Having a mental health professional listen to you or keeping a written record to reexamine when your thought processes are much more stable can help you identify these self-limiting beliefs. There are several benefits to hashing out your thoughts. Among them are: difficult emotions can be processed in a healthy manner, your anxiety buildup is relieved, and you can put complex feelings about situations into words.

Reexamining comfort zones. Much of our self-limiting thoughts and beliefs are driven by an unwillingness to leave our comfort zones. The concept of what constitutes your “safe space” thus, needs to be reexamined if you’re ever going to expand your horizons.

This exercise is ultimately going to be about patience because getting over your psychological block about putting yourself out there isn’t going to be cured by a shock to your senses except in very niche situations. So, try expanding your comfort zone in increments and small (or single) actions. This way, you won’t be overwhelmed.

Practicing self-compassion. Toxic thought patterns always harm the person experiencing them the most. So, focus on your practice of self-compassion. Be a kinder, gentler you to the self that resides in your mind. This means thinking kinder thoughts, of course. But if you’re not used to that, then how do you shift away from the bad habit?
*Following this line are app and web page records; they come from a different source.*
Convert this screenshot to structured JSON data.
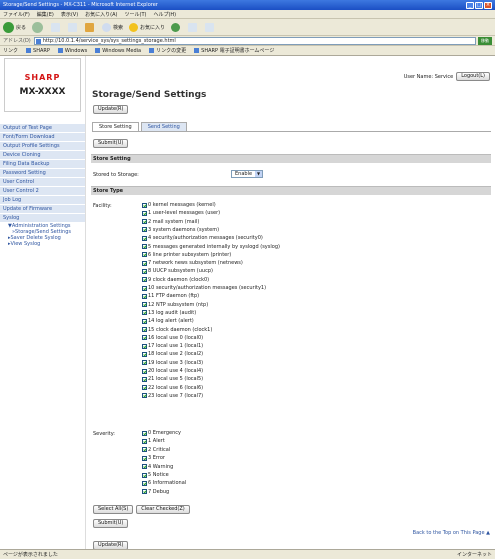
{
  "window": {
    "title": "Storage/Send Settings - MX-C311 - Microsoft Internet Explorer"
  },
  "menu": [
    "ファイル(F)",
    "編集(E)",
    "表示(V)",
    "お気に入り(A)",
    "ツール(T)",
    "ヘルプ(H)"
  ],
  "toolbar": {
    "back": "戻る",
    "search": "検索",
    "favorites": "お気に入り"
  },
  "address": {
    "label": "アドレス(D)",
    "url": "http://10.0.1.4/service_sys/sys_settings_storage.html",
    "go": "移動"
  },
  "links": {
    "label": "リンク",
    "items": [
      "SHARP",
      "Windows",
      "Windows Media",
      "リンクの変更",
      "SHARP 電子証明書ホームページ"
    ]
  },
  "logo": {
    "brand": "SHARP",
    "model": "MX-XXXX"
  },
  "nav": {
    "items": [
      "Output of Test Page",
      "Font/Form Download",
      "Output Profile Settings",
      "Device Cloning",
      "Filing Data Backup",
      "Password Setting",
      "User Control",
      "User Control 2",
      "Job Log",
      "Update of Firmware",
      "Syslog"
    ],
    "sub": [
      "▼Administration Settings",
      "»Storage/Send Settings",
      "▸Saver Delete Syslog",
      "▸View Syslog"
    ]
  },
  "user": {
    "label": "User Name: Service",
    "logout": "Logout(L)"
  },
  "page": {
    "title": "Storage/Send Settings",
    "update_btn": "Update(R)",
    "submit_btn": "Submit(U)"
  },
  "tabs": [
    "Store Setting",
    "Send Setting"
  ],
  "store_setting": {
    "header": "Store Setting",
    "label": "Stored to Storage:",
    "value": "Enable"
  },
  "store_type": {
    "header": "Store Type",
    "facility_label": "Facility:",
    "severity_label": "Severity:"
  },
  "facility": [
    "0 kernel messages (kernel)",
    "1 user-level messages (user)",
    "2 mail system (mail)",
    "3 system daemons (system)",
    "4 security/authorization messages (security0)",
    "5 messages generated internally by syslogd (syslog)",
    "6 line printer subsystem (printer)",
    "7 network news subsystem (netnews)",
    "8 UUCP subsystem (uucp)",
    "9 clock daemon (clock0)",
    "10 security/authorization messages (security1)",
    "11 FTP daemon (ftp)",
    "12 NTP subsystem (ntp)",
    "13 log audit (audit)",
    "14 log alert (alert)",
    "15 clock daemon (clock1)",
    "16 local use 0 (local0)",
    "17 local use 1 (local1)",
    "18 local use 2 (local2)",
    "19 local use 3 (local3)",
    "20 local use 4 (local4)",
    "21 local use 5 (local5)",
    "22 local use 6 (local6)",
    "23 local use 7 (local7)"
  ],
  "severity": [
    "0 Emergency",
    "1 Alert",
    "2 Critical",
    "3 Error",
    "4 Warning",
    "5 Notice",
    "6 Informational",
    "7 Debug"
  ],
  "actions": {
    "select_all": "Select All(S)",
    "clear_checked": "Clear Checked(Z)"
  },
  "footer": {
    "back_to_top": "Back to the Top on This Page ▲"
  },
  "status": {
    "left": "ページが表示されました",
    "right": "インターネット"
  }
}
You can start by asking yourself honestly: what am I afraid of? Like journaling and psychotherapy, identifying and acknowledging our fears is always the first step in formulating a more compassionate line of thinking about yourself. Next is to debunk those thoughts. Ask yourself where did I hear that? If it is from a dubious source, like something you imagined instead of an actual other person telling you that, then throw that thought away! Make your mind a space that only works with empirical evidence about yourself instead of one living by conclusions that you came to under the unhealthy influence of toxic thought patterns.

Last but not the least, if your negative thought pattern is one that limits your ability to do new things instead of just diminishing yourself, then you can try turning the thought on its head. Ask yourself: is this type of ‘different’ really a bad thing? If you can’t come up with a solid reason for avoiding it (people will actually be harmed, for instance), then the only thing that will happen is that something mildly comical will occur–and you can laugh a little about it along with everyone else if you let yourself.

Talking to a life coach. When you want to be more proactive about driving away your psychological barriers, you can talk to a life coach. Not only do they help you identify what you want to accomplish by overcoming your unhealthy thought patterns, but they can also ensure that you stay on track. Life coaches worth their salt can and will keep you honest and focused on your commitment to unblocking your mental hindrances to your goals.

M3A2 Woman with Self Love on the Beach
Woman with Self Love on the Beach. Source: https://www.pexels.com/photo/woman-kneeling-on-shoreline-317061

Break the Cycle of Negative Thinking

Don’t let your unhealthy thought patterns be a hindrance to experiencing life to the fullest. Break the cycle of negative thinking today and ask Daftein’s coach for advice on how to practice mindfulness. Contact us here.

Scroll to Top